Omit every picture and output the rest of the records exactly as they are.

(Web page and app entries)
▬▬▬▬▬▬▬▬▬▬
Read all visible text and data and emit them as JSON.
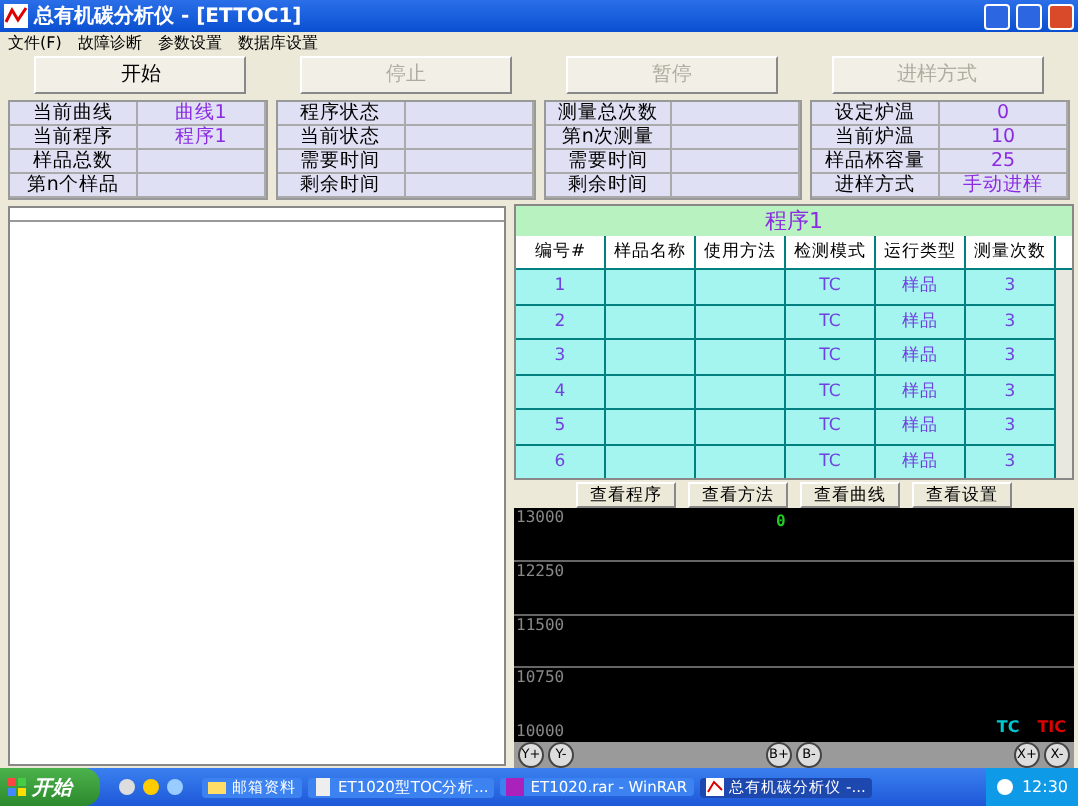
{
  "window": {
    "title": "总有机碳分析仪 - [ETTOC1]"
  },
  "menu": [
    "文件(F)",
    "故障诊断",
    "参数设置",
    "数据库设置"
  ],
  "buttons": [
    {
      "label": "开始",
      "disabled": false
    },
    {
      "label": "停止",
      "disabled": true
    },
    {
      "label": "暂停",
      "disabled": true
    },
    {
      "label": "进样方式",
      "disabled": true
    }
  ],
  "info_groups": [
    {
      "rows": [
        {
          "label": "当前曲线",
          "value": "曲线1"
        },
        {
          "label": "当前程序",
          "value": "程序1"
        },
        {
          "label": "样品总数"
        },
        {
          "label": "第n个样品"
        }
      ]
    },
    {
      "rows": [
        {
          "label": "程序状态"
        },
        {
          "label": "当前状态"
        },
        {
          "label": "需要时间"
        },
        {
          "label": "剩余时间"
        }
      ]
    },
    {
      "rows": [
        {
          "label": "测量总次数"
        },
        {
          "label": "第n次测量"
        },
        {
          "label": "需要时间"
        },
        {
          "label": "剩余时间"
        }
      ]
    },
    {
      "rows": [
        {
          "label": "设定炉温",
          "value": "0"
        },
        {
          "label": "当前炉温",
          "value": "10"
        },
        {
          "label": "样品杯容量",
          "value": "25"
        },
        {
          "label": "进样方式",
          "value": "手动进样"
        }
      ]
    }
  ],
  "table": {
    "title": "程序1",
    "columns": [
      "编号#",
      "样品名称",
      "使用方法",
      "检测模式",
      "运行类型",
      "测量次数"
    ],
    "rows": [
      [
        "1",
        "",
        "",
        "TC",
        "样品",
        "3"
      ],
      [
        "2",
        "",
        "",
        "TC",
        "样品",
        "3"
      ],
      [
        "3",
        "",
        "",
        "TC",
        "样品",
        "3"
      ],
      [
        "4",
        "",
        "",
        "TC",
        "样品",
        "3"
      ],
      [
        "5",
        "",
        "",
        "TC",
        "样品",
        "3"
      ],
      [
        "6",
        "",
        "",
        "TC",
        "样品",
        "3"
      ]
    ]
  },
  "view_buttons": [
    "查看程序",
    "查看方法",
    "查看曲线",
    "查看设置"
  ],
  "chart": {
    "y_labels": [
      "13000",
      "12250",
      "11500",
      "10750",
      "10000"
    ],
    "marker": "0",
    "legend": [
      {
        "label": "TC",
        "color": "#00c8d0"
      },
      {
        "label": "TIC",
        "color": "#e00000"
      }
    ],
    "controls": [
      "Y+",
      "Y-",
      "B+",
      "B-",
      "X+",
      "X-"
    ]
  },
  "taskbar": {
    "start": "开始",
    "tasks": [
      {
        "label": "邮箱资料",
        "selected": false,
        "kind": "folder"
      },
      {
        "label": "ET1020型TOC分析...",
        "selected": false,
        "kind": "doc"
      },
      {
        "label": "ET1020.rar - WinRAR",
        "selected": false,
        "kind": "rar"
      },
      {
        "label": "总有机碳分析仪 -...",
        "selected": true,
        "kind": "app"
      }
    ],
    "clock": "12:30"
  }
}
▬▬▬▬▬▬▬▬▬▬
• Your solution:
Read all visible text and data and emit them as JSON.
{
  "window": {
    "title": "总有机碳分析仪 - [ETTOC1]"
  },
  "menu": [
    "文件(F)",
    "故障诊断",
    "参数设置",
    "数据库设置"
  ],
  "buttons": [
    {
      "label": "开始",
      "disabled": false
    },
    {
      "label": "停止",
      "disabled": true
    },
    {
      "label": "暂停",
      "disabled": true
    },
    {
      "label": "进样方式",
      "disabled": true
    }
  ],
  "info_groups": [
    {
      "rows": [
        {
          "label": "当前曲线",
          "value": "曲线1"
        },
        {
          "label": "当前程序",
          "value": "程序1"
        },
        {
          "label": "样品总数"
        },
        {
          "label": "第n个样品"
        }
      ]
    },
    {
      "rows": [
        {
          "label": "程序状态"
        },
        {
          "label": "当前状态"
        },
        {
          "label": "需要时间"
        },
        {
          "label": "剩余时间"
        }
      ]
    },
    {
      "rows": [
        {
          "label": "测量总次数"
        },
        {
          "label": "第n次测量"
        },
        {
          "label": "需要时间"
        },
        {
          "label": "剩余时间"
        }
      ]
    },
    {
      "rows": [
        {
          "label": "设定炉温",
          "value": "0"
        },
        {
          "label": "当前炉温",
          "value": "10"
        },
        {
          "label": "样品杯容量",
          "value": "25"
        },
        {
          "label": "进样方式",
          "value": "手动进样"
        }
      ]
    }
  ],
  "table": {
    "title": "程序1",
    "columns": [
      "编号#",
      "样品名称",
      "使用方法",
      "检测模式",
      "运行类型",
      "测量次数"
    ],
    "rows": [
      [
        "1",
        "",
        "",
        "TC",
        "样品",
        "3"
      ],
      [
        "2",
        "",
        "",
        "TC",
        "样品",
        "3"
      ],
      [
        "3",
        "",
        "",
        "TC",
        "样品",
        "3"
      ],
      [
        "4",
        "",
        "",
        "TC",
        "样品",
        "3"
      ],
      [
        "5",
        "",
        "",
        "TC",
        "样品",
        "3"
      ],
      [
        "6",
        "",
        "",
        "TC",
        "样品",
        "3"
      ]
    ]
  },
  "view_buttons": [
    "查看程序",
    "查看方法",
    "查看曲线",
    "查看设置"
  ],
  "chart": {
    "y_labels": [
      "13000",
      "12250",
      "11500",
      "10750",
      "10000"
    ],
    "marker": "0",
    "legend": [
      {
        "label": "TC",
        "color": "#00c8d0"
      },
      {
        "label": "TIC",
        "color": "#e00000"
      }
    ],
    "controls": [
      "Y+",
      "Y-",
      "B+",
      "B-",
      "X+",
      "X-"
    ]
  },
  "taskbar": {
    "start": "开始",
    "tasks": [
      {
        "label": "邮箱资料",
        "selected": false,
        "kind": "folder"
      },
      {
        "label": "ET1020型TOC分析...",
        "selected": false,
        "kind": "doc"
      },
      {
        "label": "ET1020.rar - WinRAR",
        "selected": false,
        "kind": "rar"
      },
      {
        "label": "总有机碳分析仪 -...",
        "selected": true,
        "kind": "app"
      }
    ],
    "clock": "12:30"
  }
}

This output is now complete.